I won’t tell you that the fiscal cliff deal passed by Congress yesterday was a good thing. I think going over the cliff would have been better for the country. The spending cuts in the sequestration were more meaningful, and the tax hikes were more broad.

I don’t think we’re going to see an appetite develop among Americans for real spending reform until a broader swath of the population begins feeling some of the pain from the rapid expansion of government we’ve seen over the last several decades.

That being said, Republicans have an opportunity here. For five years now President Obama has been harping on the idea that we must address the nation’s fiscal problems by raising taxes on the rich. “The rich must pay their fair share,” the President has repeated ad nauseum.

Ok, we’ve done it. Obama and Democrats had a showdown with Congressional Republicans, and they won. They can gloat. Taxes have gone up, significantly, and especially on “the rich.” The CBO projects that this will add roughly $62 billion in new revenues to a budget that has run a deficit over $1 trillion for the last four years.

So now what? We’ve done the tax hikes. That’s over. Now another debt ceiling looms, technically the nation has already passed it, and Republicans will be in a position to call for big spending cuts while also pointing out that they’ve already gone along with Democrats and voted for tax increases.

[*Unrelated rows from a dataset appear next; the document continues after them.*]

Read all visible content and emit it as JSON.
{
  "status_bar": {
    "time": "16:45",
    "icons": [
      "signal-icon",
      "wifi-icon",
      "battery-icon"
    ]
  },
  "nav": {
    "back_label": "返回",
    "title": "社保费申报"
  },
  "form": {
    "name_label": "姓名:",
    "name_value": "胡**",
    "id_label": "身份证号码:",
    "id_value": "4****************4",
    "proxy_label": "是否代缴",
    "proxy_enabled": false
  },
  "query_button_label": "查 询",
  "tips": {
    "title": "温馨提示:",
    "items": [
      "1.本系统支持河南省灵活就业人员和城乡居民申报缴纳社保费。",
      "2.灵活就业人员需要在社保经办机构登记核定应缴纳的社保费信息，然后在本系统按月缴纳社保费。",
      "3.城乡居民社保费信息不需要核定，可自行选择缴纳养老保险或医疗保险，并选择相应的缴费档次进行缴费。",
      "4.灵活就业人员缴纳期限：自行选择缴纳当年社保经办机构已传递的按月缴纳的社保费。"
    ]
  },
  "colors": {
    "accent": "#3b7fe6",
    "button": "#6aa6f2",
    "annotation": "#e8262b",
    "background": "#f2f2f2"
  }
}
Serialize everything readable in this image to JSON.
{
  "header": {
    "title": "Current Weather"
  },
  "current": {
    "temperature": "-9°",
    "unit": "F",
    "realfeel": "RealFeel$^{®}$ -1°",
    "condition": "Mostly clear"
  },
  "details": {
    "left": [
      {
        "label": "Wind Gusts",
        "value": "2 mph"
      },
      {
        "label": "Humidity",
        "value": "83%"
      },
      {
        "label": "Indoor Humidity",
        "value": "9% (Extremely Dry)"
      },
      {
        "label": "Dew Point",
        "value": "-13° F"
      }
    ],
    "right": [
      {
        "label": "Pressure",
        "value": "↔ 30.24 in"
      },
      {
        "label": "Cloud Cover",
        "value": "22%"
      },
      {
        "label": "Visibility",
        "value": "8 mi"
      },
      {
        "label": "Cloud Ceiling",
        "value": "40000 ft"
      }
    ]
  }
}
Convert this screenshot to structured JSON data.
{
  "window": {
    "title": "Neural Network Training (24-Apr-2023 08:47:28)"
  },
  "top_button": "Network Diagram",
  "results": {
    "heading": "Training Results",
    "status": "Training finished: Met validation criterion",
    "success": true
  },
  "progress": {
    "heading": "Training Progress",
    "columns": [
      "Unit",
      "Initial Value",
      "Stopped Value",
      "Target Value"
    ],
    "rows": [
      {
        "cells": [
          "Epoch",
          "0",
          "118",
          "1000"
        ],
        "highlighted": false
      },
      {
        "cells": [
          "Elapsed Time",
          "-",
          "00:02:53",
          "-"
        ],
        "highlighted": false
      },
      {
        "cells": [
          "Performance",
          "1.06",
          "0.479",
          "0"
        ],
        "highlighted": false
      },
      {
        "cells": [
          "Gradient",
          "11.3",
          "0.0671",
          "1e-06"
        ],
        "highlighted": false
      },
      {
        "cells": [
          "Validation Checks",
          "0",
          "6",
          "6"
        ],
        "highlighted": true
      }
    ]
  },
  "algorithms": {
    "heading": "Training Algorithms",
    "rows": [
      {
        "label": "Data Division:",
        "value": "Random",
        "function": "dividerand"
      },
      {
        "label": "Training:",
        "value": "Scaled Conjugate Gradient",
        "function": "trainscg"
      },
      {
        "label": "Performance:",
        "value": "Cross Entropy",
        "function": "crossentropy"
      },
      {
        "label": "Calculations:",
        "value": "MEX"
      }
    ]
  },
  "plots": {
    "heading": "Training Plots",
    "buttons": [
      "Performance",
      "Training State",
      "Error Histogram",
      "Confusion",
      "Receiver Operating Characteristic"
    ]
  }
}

I’m not at all convinced that Republicans will make good on the opportunity. I suspect they’ll find a way to squander it. But the window will be open.